Genre: 2D Motion Puzzler, Gravity
Team: 4 students
Development: 2 months
Technology: Unity, C#
When: 1st semester of Game Design (B.A.) at HTW Berlin, 2018
System Design: Designing the game loop, testing with players, balancing
Programming: Implementation of all game mechanics and player state machine, implementing accelerometer controls
Level Design: Creating a level with intuitive puzzles that makes use of gravity changes
Project Management: Keeping track of milestones, backlog and documentation, facilitating team meetings
Armadillo Falls is a dynamic and intuitive Motion Puzzle Adventure for tablets and phones in which you overcome the game world’s environmental puzzles by changing gravity itself. You control a small Armadillo which needs to find its way through a bizarre world and bring its babies home.
Armadillo Falls is all about solving puzzles in an intuitive way: by turning your device, you can change the direction of gravity to open doors, change the flow of water and roll, fall or fly towards the exit.
See the accelerometer controls and gravity changes in action:
About the development process
This was the first project we made at the Game Design program at HTW Berlin, and the first time I worked together with another programmer.
We came up with the inital idea of making a game that uses controls we had not seen in a game: Changing gravity und the level by turning your tablet or phone.
We did a lot of analog prototyping, from figuring out the game loop with physical representations of state machines, to creating levels with magnets and cardboard, to be able to communicate and test ideas immediately.
Level Design was a huge challenge, because the player could turn the tablet and approach any part of the level from all directions.
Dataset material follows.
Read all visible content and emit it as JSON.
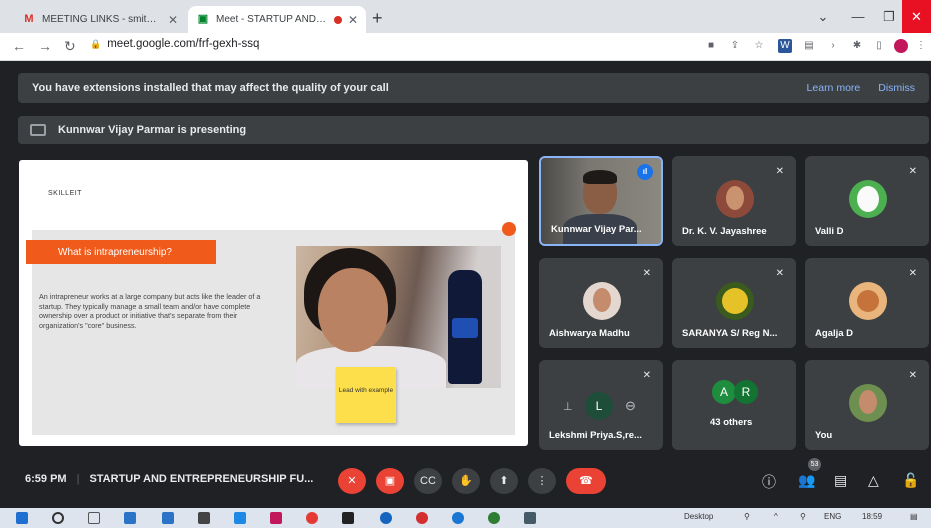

This meant that environmental puzzles could have a lot of unforeseen solutions, and it took a lot of testing with players and level iterations to create just one level that had the right balance.
This challenge also transferred to programming, as all gameplay elements like acceleration circles needed to work from all directions as well.
This was the first video game project I created besides some Unity tutorials and a Breakout clone, so the most important thing I learned was what it means to bring a game from first idea to fully playable proof of prototype.
Seeing how our idea to change gravity and using the accelerometer made Level Design and Gameplay programming much more complicated, I realized that as a designer as well as a programmer, I needed to get a good idea of what challenges a game mechanic would entail, and if that was within the resources of our team.
I also learned how important clear communication is in a team, as quite often we realized we had had different ideas of where the game would go and needed to find common ground again.
Coordinating the tasks using a backlog and a KanBan-board taught me to manage my own responsibilites as well as keeping an overview of where the project was at as a whole.
From seeing this project through to the end, I developed an understanding of my own capabilities as a programmer and how to teach myself what I needed to learn independently, but also when to realize that a task was more than I could realistically handle in a given time and to ask for help.
Armadillo Falls was made by:
Thanks to our coaches
Prof. Susanne Brandhorst
Prof. Thomas Bremer